Reduced food consumption extends the lifespan of many organisms, including primates. The biology behind how this is achieved, however, is not yet fully understood. Researchers at the Max Planck Institute for Biology of Ageing and the Cluster of Excellence for Aging Research CECAD, Cologne, Germany, as well as the Babraham Institute in Cambridge have now found that in mice, dietary restriction triggers epigenetic changes in the DNAGenes, for example, which are important for the lipid metabolism, are switched off. Dietary restriction can thus prevent the consequences of age-related changes in the so-called epigemome.
We are more than our genomes – the order of the letters (ATGC), known as bases, in our DNA. On top of this sequence is another layer of control – our epigenome – which, by a process of adding or removing tags to our DNA and by altering DNA packaging inside our cell nuclei, controls which genes are on or off in different cell types.
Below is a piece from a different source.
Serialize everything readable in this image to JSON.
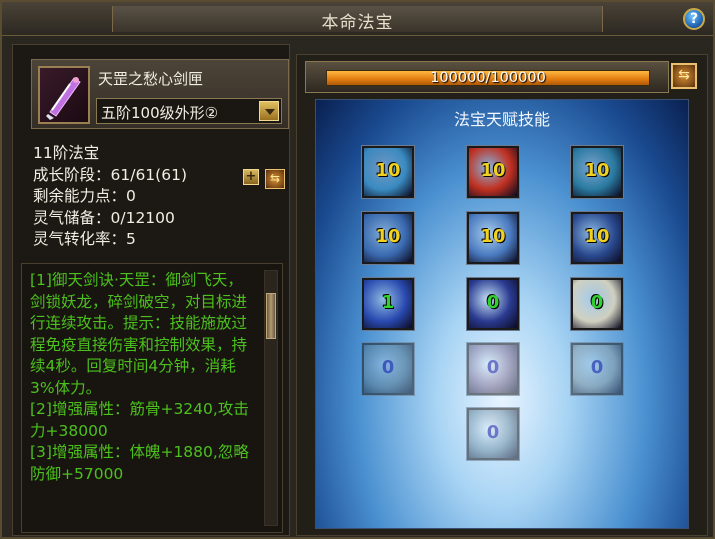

Our epigenome is known to be influenced by external factors including diet, making it a prime candidate linking dietary restriction and longevity.
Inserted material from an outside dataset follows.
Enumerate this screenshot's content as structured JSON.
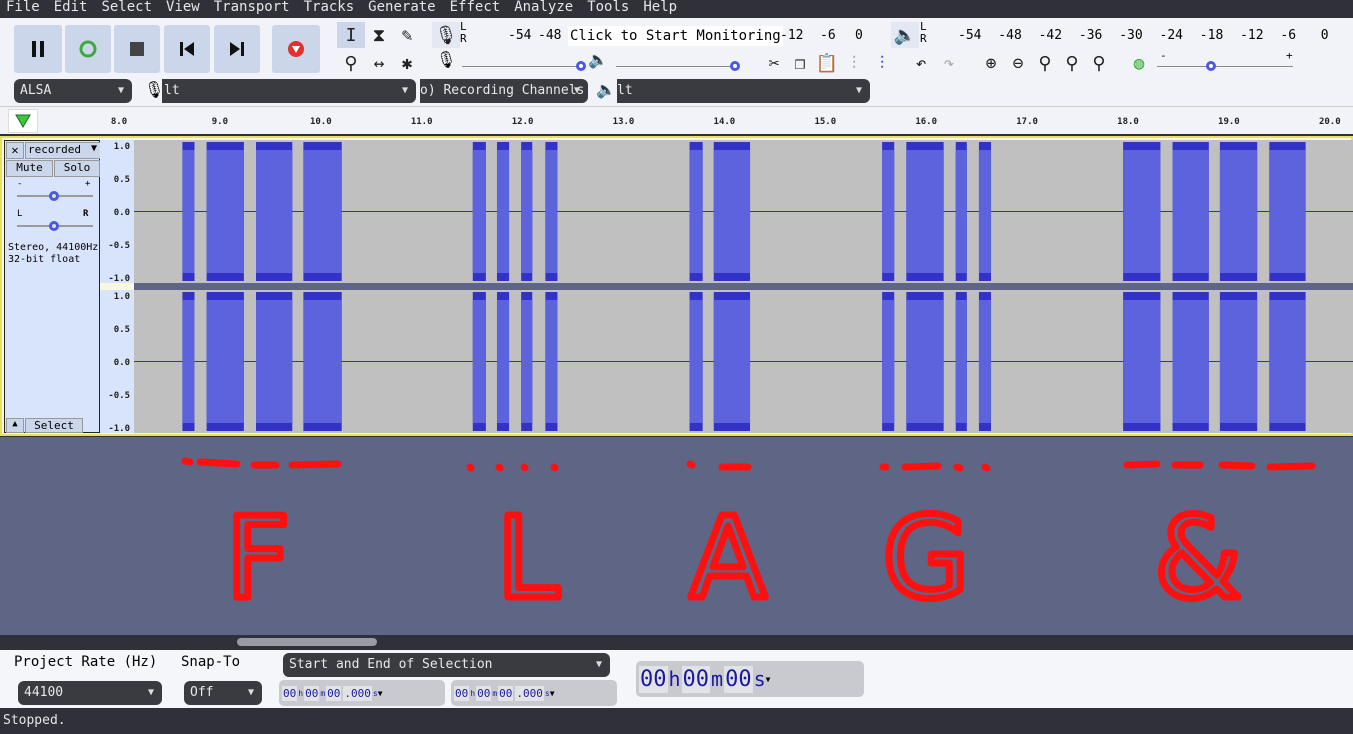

The researchers found that restricting the food intake of mice to 40 percent of their counterparts resulted in a 30 percent increase in lifespan. They looked across the whole mouse genome to profile the epigenetic changes to DNA occurring in response to this dietary restriction and which might explain the lifespan extension. They found that dietary restriction controlled genes involved in establishing one type of epigenetic change – the tagging of specific DNA bases with a small chemical group (called DNA methylation). The result was that age-related changes to DNA methylation across the genome were substantially prevented by dietary restriction.
Oliver Hahn, PhD Student in the Partridge Group at the Max Planck Institute for the Biology of Ageing and lead author of the study said: “Our research has identified physiologically meaningful epigenetic changes occurring during ageing. Dietary restriction partially protects against age-induced methylation changes whilst simultaneously instigating the reprogramming of lipid metabolism genes which seems to result in beneficial changes to which help our bodies function better”.
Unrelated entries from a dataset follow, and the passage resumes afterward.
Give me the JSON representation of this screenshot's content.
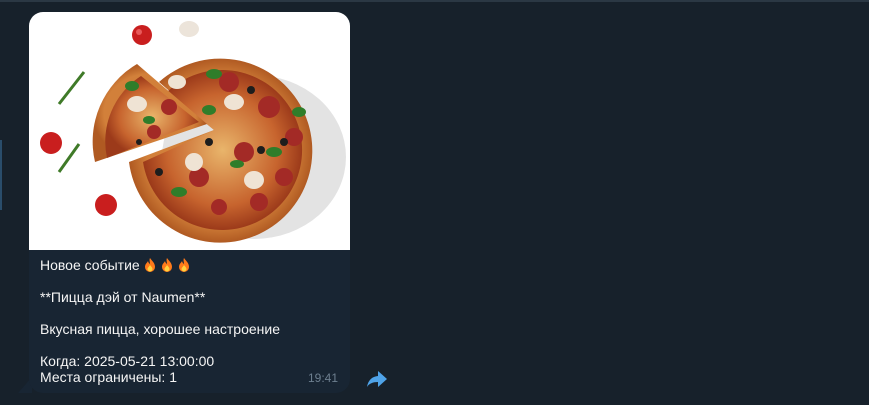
{
  "message": {
    "title": "Новое событие",
    "emoji": [
      "fire-icon",
      "fire-icon",
      "fire-icon"
    ],
    "event_name": "**Пицца дэй от Naumen**",
    "description": "Вкусная пицца, хорошее настроение",
    "when": "Когда: 2025-05-21 13:00:00",
    "places": "Места ограничены: 1",
    "time": "19:41"
  },
  "icons": {
    "forward": "forward-arrow-icon"
  },
  "colors": {
    "background": "#17212b",
    "bubble": "#182533",
    "text": "#f5f5f5",
    "time": "#6d7f8f",
    "accent": "#4fa3e8"
  }
}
In addition to profiling the effects of dietary restriction on age-related changes to DNA methylation, the researchers also discovered a link between dietary restriction and the epigenetic repression of genes involved in lipid metabolism. Physiologically, the reprogramming of lipid metabolism caused by dietary restriction protected organisms against age-related increases of fat deposits in the liver and the development of hepatic insulin resistance, a feature of age-related type 2 diabetes.
Wolf Reik, Head of the Epigenetics programme at the Babraham Institute, explained: “This work significantly advances our understanding of epigenetic regulation of ageing and dietary restriction by connecting the epigenome more directly with lipid changes associated with healthy ageing. Future work may reveal if dietary restriction leaves a long term epigenetic memory in the genome.”